With plywood, it works best to paint edges first, and then paint the larger flat areas. That way, if you end up with a drip or sag, it is more likely to be on the edge, where it is less visible. Those drips and sags are extremely visible on the large flat areas that plywood projects typically have.
Use a wet brush to paint, not a dry one. The idea isn’t to see how far you can stretch the paint, but rather, to see how much paint you can get on the surface, without getting to the point of having the paint sag or drip. Keeping a wet brush will ensure that you are putting a thicker coat of paint on the surface. Always paint only in the direction of the wood’s surface grain. If you need to go across the grain for some reason, brush over that spot in the direction of the grain afterwards, to minimize brush marks.
Always figure on having to apply two coats of paint, taking the time to do each of them carefully, with ample drying time between coats. Check the project, between coats, for any drips and sags. If there are any, they can be removed by sanding or by scraping them with a razor blade, allowing you to have a smooth surface for the final coat.
Painting plywood for outdoor use
When painting plywood projects which will be left outdoors, it is important to apply a minimum of three heavy coats, which seal the wood entirely. As an alternative, you could apply two coats of paint, over two coats of primer. Either way, the idea is to fully seal the plywood.
I already mentioned using caulking on the edges of panels, but caulking should also be used wherever two pieces of plywood are joined together, so as to keep moisture from becoming trapped in those joints and soaking through some pinhole in the paint to attack the wood.
Don’t forget that installing hardware will break the seal the paint has created around the wood, making a place where moisture can seep in. This problem can be eliminated, by removing the screws again and either dripping a heavy-bodied latex paint or a touch of painters caulk into the screw hole. Then, when the screw is reinserted, the paint or caulking can form a seal between the hardware and the plywood.
Tips and warnings
One great trick to save paint on large projects is to have your paint store tint your primer. With a high quality, high solids paint and a primer that is tinted to be close to the color of your paint, you can usually get away with only one coat of paint over the primer. However, this should not be done for work that will be exposed to the weather, it should only be used for work which will remain indoors.

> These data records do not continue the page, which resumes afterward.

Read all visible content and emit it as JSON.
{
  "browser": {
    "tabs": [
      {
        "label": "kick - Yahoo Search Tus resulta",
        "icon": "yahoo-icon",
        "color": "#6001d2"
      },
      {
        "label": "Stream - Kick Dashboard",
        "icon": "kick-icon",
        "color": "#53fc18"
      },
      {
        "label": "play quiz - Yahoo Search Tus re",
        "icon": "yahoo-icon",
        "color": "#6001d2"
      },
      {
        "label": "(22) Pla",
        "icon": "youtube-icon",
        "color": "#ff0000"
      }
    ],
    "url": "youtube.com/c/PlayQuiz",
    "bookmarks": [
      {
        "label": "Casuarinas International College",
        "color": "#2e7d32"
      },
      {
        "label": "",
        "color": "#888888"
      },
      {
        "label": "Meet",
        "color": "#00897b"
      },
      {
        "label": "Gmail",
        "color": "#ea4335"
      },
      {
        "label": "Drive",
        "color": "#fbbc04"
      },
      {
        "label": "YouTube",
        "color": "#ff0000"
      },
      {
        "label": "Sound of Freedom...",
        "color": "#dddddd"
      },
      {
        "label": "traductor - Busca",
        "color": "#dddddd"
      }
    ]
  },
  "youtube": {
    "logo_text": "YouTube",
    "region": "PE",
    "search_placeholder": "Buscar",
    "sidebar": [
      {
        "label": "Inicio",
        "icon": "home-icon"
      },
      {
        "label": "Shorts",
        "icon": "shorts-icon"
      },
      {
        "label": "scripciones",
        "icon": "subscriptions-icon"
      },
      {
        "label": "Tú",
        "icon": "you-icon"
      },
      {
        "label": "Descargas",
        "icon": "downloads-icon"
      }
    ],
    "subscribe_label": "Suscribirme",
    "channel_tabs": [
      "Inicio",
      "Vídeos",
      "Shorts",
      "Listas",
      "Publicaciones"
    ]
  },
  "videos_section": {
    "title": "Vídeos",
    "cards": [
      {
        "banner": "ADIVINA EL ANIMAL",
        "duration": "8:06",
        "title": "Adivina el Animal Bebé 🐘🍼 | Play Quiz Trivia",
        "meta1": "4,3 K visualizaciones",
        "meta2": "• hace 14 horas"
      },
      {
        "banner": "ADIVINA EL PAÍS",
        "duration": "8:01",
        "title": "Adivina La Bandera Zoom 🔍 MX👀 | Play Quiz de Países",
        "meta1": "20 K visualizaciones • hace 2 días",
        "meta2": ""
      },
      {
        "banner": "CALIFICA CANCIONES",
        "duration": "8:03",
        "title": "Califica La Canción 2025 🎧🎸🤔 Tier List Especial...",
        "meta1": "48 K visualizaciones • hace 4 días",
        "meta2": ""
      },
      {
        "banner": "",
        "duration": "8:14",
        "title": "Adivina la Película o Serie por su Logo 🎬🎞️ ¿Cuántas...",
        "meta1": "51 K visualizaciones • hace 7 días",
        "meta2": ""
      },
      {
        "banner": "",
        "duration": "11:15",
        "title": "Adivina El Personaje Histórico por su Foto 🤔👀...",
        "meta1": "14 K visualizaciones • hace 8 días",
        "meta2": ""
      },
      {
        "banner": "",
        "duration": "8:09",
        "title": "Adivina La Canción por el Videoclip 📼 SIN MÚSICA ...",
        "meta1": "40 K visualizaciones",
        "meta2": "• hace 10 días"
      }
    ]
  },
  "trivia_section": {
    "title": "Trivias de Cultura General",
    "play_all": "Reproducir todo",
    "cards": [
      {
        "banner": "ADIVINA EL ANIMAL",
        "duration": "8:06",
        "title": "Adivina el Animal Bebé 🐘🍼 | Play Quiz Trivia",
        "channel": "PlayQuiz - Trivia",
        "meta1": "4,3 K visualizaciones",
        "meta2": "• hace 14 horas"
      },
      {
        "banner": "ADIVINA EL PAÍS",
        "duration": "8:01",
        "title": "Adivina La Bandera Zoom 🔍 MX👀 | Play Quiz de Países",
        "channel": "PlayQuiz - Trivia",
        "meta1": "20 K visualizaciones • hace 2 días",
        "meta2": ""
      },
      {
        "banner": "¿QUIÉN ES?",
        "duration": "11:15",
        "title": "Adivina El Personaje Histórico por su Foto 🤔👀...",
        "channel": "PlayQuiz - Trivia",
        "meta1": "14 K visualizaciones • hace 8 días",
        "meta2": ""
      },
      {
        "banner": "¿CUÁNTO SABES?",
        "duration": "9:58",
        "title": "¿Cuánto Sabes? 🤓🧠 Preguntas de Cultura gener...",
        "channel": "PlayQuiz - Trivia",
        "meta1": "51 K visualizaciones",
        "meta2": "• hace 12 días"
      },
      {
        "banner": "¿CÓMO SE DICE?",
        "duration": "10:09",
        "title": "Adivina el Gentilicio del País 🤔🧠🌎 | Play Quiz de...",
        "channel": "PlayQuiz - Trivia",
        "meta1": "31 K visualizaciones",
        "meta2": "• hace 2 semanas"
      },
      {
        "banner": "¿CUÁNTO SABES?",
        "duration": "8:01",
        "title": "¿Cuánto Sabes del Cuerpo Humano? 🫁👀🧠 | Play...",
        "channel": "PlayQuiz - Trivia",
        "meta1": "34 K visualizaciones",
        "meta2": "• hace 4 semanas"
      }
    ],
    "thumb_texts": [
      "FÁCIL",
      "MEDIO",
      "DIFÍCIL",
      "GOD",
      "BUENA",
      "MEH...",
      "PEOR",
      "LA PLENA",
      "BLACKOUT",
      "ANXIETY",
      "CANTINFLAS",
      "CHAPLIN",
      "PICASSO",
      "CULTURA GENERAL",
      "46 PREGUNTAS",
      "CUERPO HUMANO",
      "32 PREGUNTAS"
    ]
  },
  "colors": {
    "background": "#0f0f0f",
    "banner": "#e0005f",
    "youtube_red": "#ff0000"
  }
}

Adding Floetrol for water-based paints or Penetrol for oil-based paints helps the paint to “flow,” smoothing out the “grain” that the brush produces and making a more uniform finish. Proper use of these additives can make the brush strokes totally disappear in the finish.
When painting to the edge of a piece of plywood, always paint past the edge, rather than stopping your brushstroke at the edge. Stopping at the edge will cause paint to puddle there. Check after painting, to ensure that you didn’t leave a drip around the corner.
Only dip your brush a maximum of halfway into the paint. I often limit it to 1/2 inch for plywood projects, although I’ll go halfway into the paint for home painting. You want to avoid getting paint up into the ferrule; that’s the metal part that holds the bristles in place. Paint in the ferrule will harden, causing the bristles to break off.
Proper cleaning of brushes is extremely important. If you clean your brushes thoroughly after each use, there is no reason why a brush can’t last you 10 years or more. As I said above, I have some brushes that I have owned for more than 30 years, and am still using. After cleaning, comb out the bristles to straighten them, then wrap the brush back up in the original packaging, or in newspaper, to hold the bristles in position and prevent damage to them.